== EXTRACTED MATERIAL ==

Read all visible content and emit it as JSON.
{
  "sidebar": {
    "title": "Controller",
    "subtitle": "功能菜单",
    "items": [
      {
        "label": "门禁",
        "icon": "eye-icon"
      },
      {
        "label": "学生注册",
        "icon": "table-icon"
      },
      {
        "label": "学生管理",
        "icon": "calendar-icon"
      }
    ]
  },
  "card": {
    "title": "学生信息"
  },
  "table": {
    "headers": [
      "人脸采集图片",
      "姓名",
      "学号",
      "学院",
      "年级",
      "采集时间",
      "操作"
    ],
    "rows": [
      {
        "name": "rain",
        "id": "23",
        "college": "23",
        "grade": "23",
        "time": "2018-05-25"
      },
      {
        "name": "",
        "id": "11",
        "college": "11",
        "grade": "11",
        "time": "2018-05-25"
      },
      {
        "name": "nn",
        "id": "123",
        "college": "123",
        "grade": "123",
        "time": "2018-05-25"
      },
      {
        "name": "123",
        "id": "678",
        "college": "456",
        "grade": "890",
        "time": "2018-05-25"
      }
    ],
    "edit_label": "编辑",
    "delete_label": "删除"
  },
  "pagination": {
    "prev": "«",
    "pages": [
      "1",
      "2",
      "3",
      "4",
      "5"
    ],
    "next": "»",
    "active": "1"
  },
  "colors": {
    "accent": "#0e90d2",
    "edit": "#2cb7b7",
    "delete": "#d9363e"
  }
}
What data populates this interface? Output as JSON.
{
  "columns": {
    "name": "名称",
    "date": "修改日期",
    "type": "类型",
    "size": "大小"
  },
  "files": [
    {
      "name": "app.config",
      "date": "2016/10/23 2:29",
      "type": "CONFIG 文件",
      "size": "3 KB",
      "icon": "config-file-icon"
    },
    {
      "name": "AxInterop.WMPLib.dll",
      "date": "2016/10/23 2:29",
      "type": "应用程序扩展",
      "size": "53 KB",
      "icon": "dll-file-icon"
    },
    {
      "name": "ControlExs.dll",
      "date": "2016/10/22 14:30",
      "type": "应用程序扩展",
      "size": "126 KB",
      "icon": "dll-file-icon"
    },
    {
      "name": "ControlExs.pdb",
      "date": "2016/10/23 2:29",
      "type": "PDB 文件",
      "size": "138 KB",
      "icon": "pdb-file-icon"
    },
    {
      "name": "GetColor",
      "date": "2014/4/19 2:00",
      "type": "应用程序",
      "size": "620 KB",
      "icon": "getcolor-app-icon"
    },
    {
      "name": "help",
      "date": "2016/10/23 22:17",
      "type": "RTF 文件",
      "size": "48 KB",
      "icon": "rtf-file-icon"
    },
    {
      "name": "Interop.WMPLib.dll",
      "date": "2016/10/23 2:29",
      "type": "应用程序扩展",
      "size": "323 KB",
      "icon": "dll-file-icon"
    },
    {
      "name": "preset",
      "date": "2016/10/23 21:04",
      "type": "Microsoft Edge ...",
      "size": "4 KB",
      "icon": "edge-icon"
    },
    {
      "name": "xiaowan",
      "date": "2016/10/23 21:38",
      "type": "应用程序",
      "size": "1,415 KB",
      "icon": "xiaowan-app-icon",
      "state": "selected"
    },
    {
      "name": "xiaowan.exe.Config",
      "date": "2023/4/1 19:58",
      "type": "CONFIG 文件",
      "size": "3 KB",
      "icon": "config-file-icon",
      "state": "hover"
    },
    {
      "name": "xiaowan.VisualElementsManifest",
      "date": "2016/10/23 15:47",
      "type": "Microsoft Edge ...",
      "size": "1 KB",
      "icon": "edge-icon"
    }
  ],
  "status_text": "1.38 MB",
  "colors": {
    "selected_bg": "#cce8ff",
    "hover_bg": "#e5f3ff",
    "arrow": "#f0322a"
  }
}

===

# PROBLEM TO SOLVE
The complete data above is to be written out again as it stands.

# ANSWER AREA
Read all visible content and emit it as JSON.
{
  "sidebar": {
    "title": "Controller",
    "subtitle": "功能菜单",
    "items": [
      {
        "label": "门禁",
        "icon": "eye-icon"
      },
      {
        "label": "学生注册",
        "icon": "table-icon"
      },
      {
        "label": "学生管理",
        "icon": "calendar-icon"
      }
    ]
  },
  "card": {
    "title": "学生信息"
  },
  "table": {
    "headers": [
      "人脸采集图片",
      "姓名",
      "学号",
      "学院",
      "年级",
      "采集时间",
      "操作"
    ],
    "rows": [
      {
        "name": "rain",
        "id": "23",
        "college": "23",
        "grade": "23",
        "time": "2018-05-25"
      },
      {
        "name": "",
        "id": "11",
        "college": "11",
        "grade": "11",
        "time": "2018-05-25"
      },
      {
        "name": "nn",
        "id": "123",
        "college": "123",
        "grade": "123",
        "time": "2018-05-25"
      },
      {
        "name": "123",
        "id": "678",
        "college": "456",
        "grade": "890",
        "time": "2018-05-25"
      }
    ],
    "edit_label": "编辑",
    "delete_label": "删除"
  },
  "pagination": {
    "prev": "«",
    "pages": [
      "1",
      "2",
      "3",
      "4",
      "5"
    ],
    "next": "»",
    "active": "1"
  },
  "colors": {
    "accent": "#0e90d2",
    "edit": "#2cb7b7",
    "delete": "#d9363e"
  }
}
What data populates this interface? Output as JSON.
{
  "columns": {
    "name": "名称",
    "date": "修改日期",
    "type": "类型",
    "size": "大小"
  },
  "files": [
    {
      "name": "app.config",
      "date": "2016/10/23 2:29",
      "type": "CONFIG 文件",
      "size": "3 KB",
      "icon": "config-file-icon"
    },
    {
      "name": "AxInterop.WMPLib.dll",
      "date": "2016/10/23 2:29",
      "type": "应用程序扩展",
      "size": "53 KB",
      "icon": "dll-file-icon"
    },
    {
      "name": "ControlExs.dll",
      "date": "2016/10/22 14:30",
      "type": "应用程序扩展",
      "size": "126 KB",
      "icon": "dll-file-icon"
    },
    {
      "name": "ControlExs.pdb",
      "date": "2016/10/23 2:29",
      "type": "PDB 文件",
      "size": "138 KB",
      "icon": "pdb-file-icon"
    },
    {
      "name": "GetColor",
      "date": "2014/4/19 2:00",
      "type": "应用程序",
      "size": "620 KB",
      "icon": "getcolor-app-icon"
    },
    {
      "name": "help",
      "date": "2016/10/23 22:17",
      "type": "RTF 文件",
      "size": "48 KB",
      "icon": "rtf-file-icon"
    },
    {
      "name": "Interop.WMPLib.dll",
      "date": "2016/10/23 2:29",
      "type": "应用程序扩展",
      "size": "323 KB",
      "icon": "dll-file-icon"
    },
    {
      "name": "preset",
      "date": "2016/10/23 21:04",
      "type": "Microsoft Edge ...",
      "size": "4 KB",
      "icon": "edge-icon"
    },
    {
      "name": "xiaowan",
      "date": "2016/10/23 21:38",
      "type": "应用程序",
      "size": "1,415 KB",
      "icon": "xiaowan-app-icon",
      "state": "selected"
    },
    {
      "name": "xiaowan.exe.Config",
      "date": "2023/4/1 19:58",
      "type": "CONFIG 文件",
      "size": "3 KB",
      "icon": "config-file-icon",
      "state": "hover"
    },
    {
      "name": "xiaowan.VisualElementsManifest",
      "date": "2016/10/23 15:47",
      "type": "Microsoft Edge ...",
      "size": "1 KB",
      "icon": "edge-icon"
    }
  ],
  "status_text": "1.38 MB",
  "colors": {
    "selected_bg": "#cce8ff",
    "hover_bg": "#e5f3ff",
    "arrow": "#f0322a"
  }
}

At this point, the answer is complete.